The costs of war were left for others to pay.  Soldiers, primarily, paid with their bodies, their lives, and sometimes their souls:

I have visited eighteen government hospitals for veterans.  In them are a total of about 50,000 destroyed men—men who were the pick of the nation eighteen years ago.  The very able chief surgeon at the government hospital at Milwaukee . . . told me that mortality among veterans is three times as great as among those who stayed home.  Boys with a normal viewpoint were taken out of the fields and offices and factories and classrooms and put into the ranks.  There they were remolded; they were made over; they were made to “about face”; to regard murder as the order of the day.  They were put shoulder to shoulder and, through mass psychology, they were entirely changed . . . Then suddenly, we discharged them and told them to make another “about face”!  This time they had to do their own readjusting, sans mass psychology, sans officers’ aid and advice, sans nation-wide propaganda.  We didn’t need them any more . . . Many, too many, of these fine young boys are eventually destroyed, mentally, because they could not make that final “about face.”

Smedley Butler outlined several steps to curb war frenzy, including the compelling idea to have declarations of war subject to a vote of those “who would be called upon to do the fighting and the dying.”  After all, there

wouldn’t be very much sense in having the 76-year-old president of a munitions factory . . . or the cross-eyed manager of a uniform manufacturing plant—all of whom see visions of tremendous profits in the event of war—voting on whether the nation should go to war or not.

In WIAR, Butler also argued that the proper use of the U.S. military is to defend U.S. soil.  Currently, our Armed Forces are better situated to defend Okinawa than Omaha.  He specifically proposed keeping the Army in the United States and limiting ships and planes to within 200 and 500 miles of the coast, respectively.

Although flawed in places, WIAR is a powerful antiwar statement.  Butler focused attention on certain beneficiaries of war and suggested ways to curtail them.  Toward the end, he reviewed the platitudes that American doughboys had been sent into the trenches to die for:

When our boys were sent off to war they were told it was a “war to make the world safe for democracy” and a “war to end all wars.”  Well, eighteen years after, the world has less democracy than it had then.  Besides, what business is it of ours whether Russia or Germany or England or France or Italy or Austria live under democracies or monarchies?  Whether they are Fascists or Communists?  Our problem is to preserve our own democracy.

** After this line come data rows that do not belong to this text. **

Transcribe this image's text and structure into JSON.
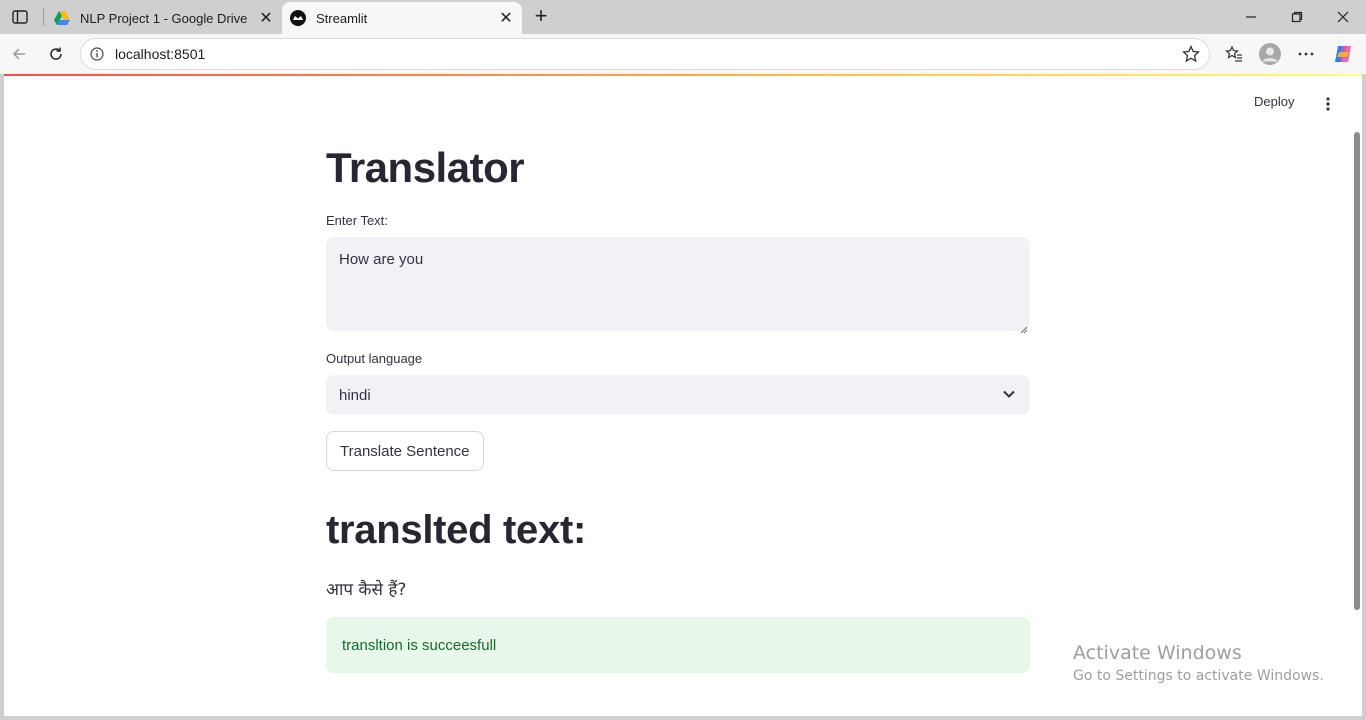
{
  "browser": {
    "tabs": [
      {
        "label": "NLP Project 1 - Google Drive",
        "active": false,
        "favicon": "google-drive-icon"
      },
      {
        "label": "Streamlit",
        "active": true,
        "favicon": "streamlit-icon"
      }
    ],
    "address": "localhost:8501"
  },
  "app": {
    "deploy_label": "Deploy",
    "title": "Translator",
    "input_label": "Enter Text:",
    "input_value": "How are you",
    "language_label": "Output language",
    "language_value": "hindi",
    "button_label": "Translate Sentence",
    "output_heading": "translted text:",
    "output_text": "आप कैसे हैं?",
    "success_message": "transltion is succeesfull",
    "success_color": "#17692f",
    "accent_color": "#ff4b4b"
  },
  "watermark": {
    "line1": "Activate Windows",
    "line2": "Go to Settings to activate Windows."
  }
}
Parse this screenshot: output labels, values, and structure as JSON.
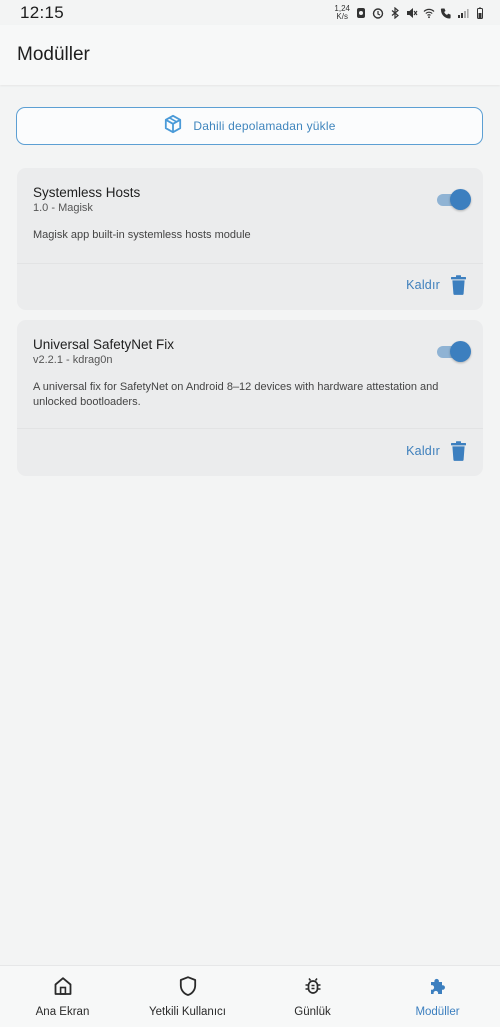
{
  "status_bar": {
    "time": "12:15",
    "net_speed_value": "1,24",
    "net_speed_unit": "K/s",
    "icons": [
      "dnd-icon",
      "alarm-icon",
      "bluetooth-icon",
      "mute-icon",
      "wifi-icon",
      "call-icon",
      "signal-icon",
      "battery-icon"
    ]
  },
  "app_bar": {
    "title": "Modüller"
  },
  "install": {
    "label": "Dahili depolamadan yükle",
    "icon": "package-icon"
  },
  "modules": [
    {
      "name": "Systemless Hosts",
      "version": "1.0 - Magisk",
      "description": "Magisk app built-in systemless hosts module",
      "enabled": true,
      "remove_label": "Kaldır"
    },
    {
      "name": "Universal SafetyNet Fix",
      "version": "v2.2.1 - kdrag0n",
      "description": "A universal fix for SafetyNet on Android 8–12 devices with hardware attestation and unlocked bootloaders.",
      "enabled": true,
      "remove_label": "Kaldır"
    }
  ],
  "bottom_nav": {
    "items": [
      {
        "label": "Ana Ekran",
        "icon": "home-icon"
      },
      {
        "label": "Yetkili Kullanıcı",
        "icon": "shield-icon"
      },
      {
        "label": "Günlük",
        "icon": "bug-icon"
      },
      {
        "label": "Modüller",
        "icon": "puzzle-icon",
        "active": true
      }
    ]
  },
  "colors": {
    "accent": "#3c7fbf",
    "background": "#f3f4f4",
    "card": "#ebeced"
  }
}
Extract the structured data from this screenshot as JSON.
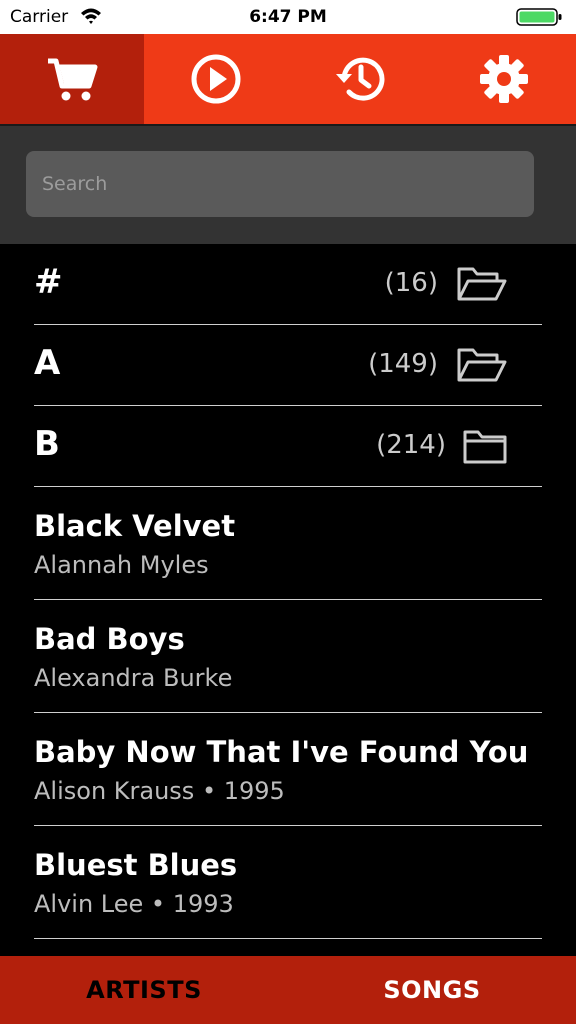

Smedley Butler didn’t live to see the U.S. enter the war that he devoted the last several years of his life to stopping.  He died in June 1940.  In those last years, he remained true to his beliefs.  He occasionally spoke before a communist front group called the League Against War and Fascism, but he broke with them over the Spanish Civil War.  At one meeting, in his blunt fashion, he asked, “What the hell is it our business what’s going on in Spain?”

In early 1940, a tired and cynical Smedley Butler canceled a speech for health reasons and told the head of a Republican women’s group,

I feel sure there is no use talking any more about this war business.  The people of America are fools.  If they want to have their children shot in order to keep Franklin Roosevelt on a pedestal, they will just have to do it.

America sorely needs another Smedley Butler.  His message of military isolationism is alien among our political and journalistic elites.  In the wake of the ghastly attacks on the United States on September 11, 2001, this country may soon be involved in its most extensive war since Vietnam.  Neoconservative chickenhawks such as William Kristol and Robert Kagan have been beating the drums for war with several countries in the Middle East.  Kristol and other talk-show commandos do a lot of talking about war.  But, as Smedley Darlington Butler would point out, they won’t do the dying.